For our next setup, we moved the left light to the right side of the set and placed it so that it focused the light on the top and right panel. We moved the right light forward so that it focused on the front of the right panel. Again we checked our focus and shot a set of results (figures 58-60).
Here we see that with both the lights on the right side of the set, the shape of the bottle is better; it feels much more round. And we have carried the highlight all the way down the right side of the subject.
In figures 61 and 62 we show a couple examples of what can be done with the subject once you have applied a masking program.
To review our steps we will repeat the set shots and the final image for each set up with both lights on.
Both lights at 90 degrees with the light focused on the right and left side panels (figures 63 and 64).
Both lights at 45 degrees from the front with the light raised a few inches and focused on the right and left corners (figures 65 and 66).
The left light moved to the back focusing on the back left corner, and the right light remains in the same position (figures 67 and 68).
Both lights moved to the back of the LiteIgloo focused on the right and left corners (figures 69 and 70).
The left light moved to the front left corner, lowered and tipped up to allow the light fall off a little across the LiteIgloo.
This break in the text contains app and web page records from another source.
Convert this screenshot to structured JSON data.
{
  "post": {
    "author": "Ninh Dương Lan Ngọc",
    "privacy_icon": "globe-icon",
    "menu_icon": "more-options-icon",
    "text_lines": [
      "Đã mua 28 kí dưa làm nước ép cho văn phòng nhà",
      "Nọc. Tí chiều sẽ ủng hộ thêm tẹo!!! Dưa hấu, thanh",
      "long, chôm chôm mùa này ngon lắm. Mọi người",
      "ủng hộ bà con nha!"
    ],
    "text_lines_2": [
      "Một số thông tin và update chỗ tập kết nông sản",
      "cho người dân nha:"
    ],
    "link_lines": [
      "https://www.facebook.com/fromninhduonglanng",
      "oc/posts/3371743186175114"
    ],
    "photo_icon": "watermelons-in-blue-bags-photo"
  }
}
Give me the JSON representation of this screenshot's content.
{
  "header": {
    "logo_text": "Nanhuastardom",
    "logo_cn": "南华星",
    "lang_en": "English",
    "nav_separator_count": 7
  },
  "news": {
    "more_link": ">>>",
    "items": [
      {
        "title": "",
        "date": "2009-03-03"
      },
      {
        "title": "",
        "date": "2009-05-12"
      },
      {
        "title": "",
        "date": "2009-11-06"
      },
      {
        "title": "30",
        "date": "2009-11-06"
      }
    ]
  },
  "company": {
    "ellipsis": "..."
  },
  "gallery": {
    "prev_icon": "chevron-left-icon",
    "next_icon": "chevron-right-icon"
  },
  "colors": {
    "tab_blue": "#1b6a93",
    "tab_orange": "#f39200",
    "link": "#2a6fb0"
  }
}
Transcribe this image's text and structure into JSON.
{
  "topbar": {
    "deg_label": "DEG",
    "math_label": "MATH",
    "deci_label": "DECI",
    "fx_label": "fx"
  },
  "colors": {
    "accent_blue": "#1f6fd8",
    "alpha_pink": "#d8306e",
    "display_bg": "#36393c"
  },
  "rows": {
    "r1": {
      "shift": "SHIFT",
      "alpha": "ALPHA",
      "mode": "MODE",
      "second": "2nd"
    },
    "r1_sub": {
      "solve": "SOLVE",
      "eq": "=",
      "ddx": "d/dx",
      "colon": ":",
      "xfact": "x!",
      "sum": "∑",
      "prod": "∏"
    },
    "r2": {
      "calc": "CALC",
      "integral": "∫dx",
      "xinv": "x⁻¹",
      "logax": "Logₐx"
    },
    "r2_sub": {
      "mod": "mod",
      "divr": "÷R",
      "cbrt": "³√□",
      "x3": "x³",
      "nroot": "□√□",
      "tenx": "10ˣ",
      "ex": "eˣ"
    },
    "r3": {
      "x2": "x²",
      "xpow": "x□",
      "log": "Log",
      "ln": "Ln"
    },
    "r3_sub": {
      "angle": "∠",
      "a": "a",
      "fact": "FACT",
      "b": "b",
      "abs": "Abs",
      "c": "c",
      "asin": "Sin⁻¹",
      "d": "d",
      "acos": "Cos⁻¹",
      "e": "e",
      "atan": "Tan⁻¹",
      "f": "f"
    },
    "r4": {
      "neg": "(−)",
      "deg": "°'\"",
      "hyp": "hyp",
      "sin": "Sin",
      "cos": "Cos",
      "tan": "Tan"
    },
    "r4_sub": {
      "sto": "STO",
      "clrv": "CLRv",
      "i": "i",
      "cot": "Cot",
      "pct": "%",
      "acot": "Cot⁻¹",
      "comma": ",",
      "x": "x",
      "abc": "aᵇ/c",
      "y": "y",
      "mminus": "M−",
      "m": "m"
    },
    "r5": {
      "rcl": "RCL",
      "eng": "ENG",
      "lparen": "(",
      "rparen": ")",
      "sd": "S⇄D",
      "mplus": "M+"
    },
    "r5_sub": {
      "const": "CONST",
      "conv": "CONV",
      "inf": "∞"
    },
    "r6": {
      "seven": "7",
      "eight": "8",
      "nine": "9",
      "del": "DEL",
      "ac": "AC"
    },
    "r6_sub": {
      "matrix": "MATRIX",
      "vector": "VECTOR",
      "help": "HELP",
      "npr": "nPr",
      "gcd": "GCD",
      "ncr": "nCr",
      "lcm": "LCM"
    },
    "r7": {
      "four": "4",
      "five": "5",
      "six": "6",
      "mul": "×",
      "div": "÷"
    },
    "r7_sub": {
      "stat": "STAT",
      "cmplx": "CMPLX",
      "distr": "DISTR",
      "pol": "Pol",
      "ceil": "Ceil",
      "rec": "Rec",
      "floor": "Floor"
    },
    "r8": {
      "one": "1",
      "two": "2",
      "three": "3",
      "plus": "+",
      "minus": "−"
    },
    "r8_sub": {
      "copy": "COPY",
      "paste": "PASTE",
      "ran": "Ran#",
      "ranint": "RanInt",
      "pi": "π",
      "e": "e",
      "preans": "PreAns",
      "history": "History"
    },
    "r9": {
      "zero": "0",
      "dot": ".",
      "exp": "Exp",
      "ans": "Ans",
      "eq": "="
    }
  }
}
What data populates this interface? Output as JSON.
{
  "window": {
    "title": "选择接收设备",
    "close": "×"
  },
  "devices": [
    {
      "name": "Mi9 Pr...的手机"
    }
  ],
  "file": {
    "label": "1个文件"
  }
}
The right light lifted up to about five feet and tipped down to focus on the backside of the top panel (figures 71 and 72).
For our shot of the wine bottle, both lights at 90 degrees focused on the right and left panels of the LiteIgloo (figures 73 and 74).
Left light moved to the right, focused on the right and top panels, and the left light moved forward focused on the front of the right panel (figures 75 and 76).
As you can see taking great shots can be a snap when you can control the environment. The LiteIgloo gives you that control.
Set up and tear down take no time at all, we set up the First Studio Product Kit including the enclosure, the stands, the lights, and the camera in about five minutes. We spent about five minutes ironing the sweep and arranging the spurs. Then we spent about fifteen minutes shooting and arranging the lights for our examples and another ten minutes downloading and evaluating the shots we took. Then we packed up all the gear and were ready to go. The entire process took about 40 minutes.
So whether you have one or two shots to do, or you want to shoot a catalog or images for your web site, the First Studio Product Kit by Photoflex offers all the stuff you need and takes up very little space.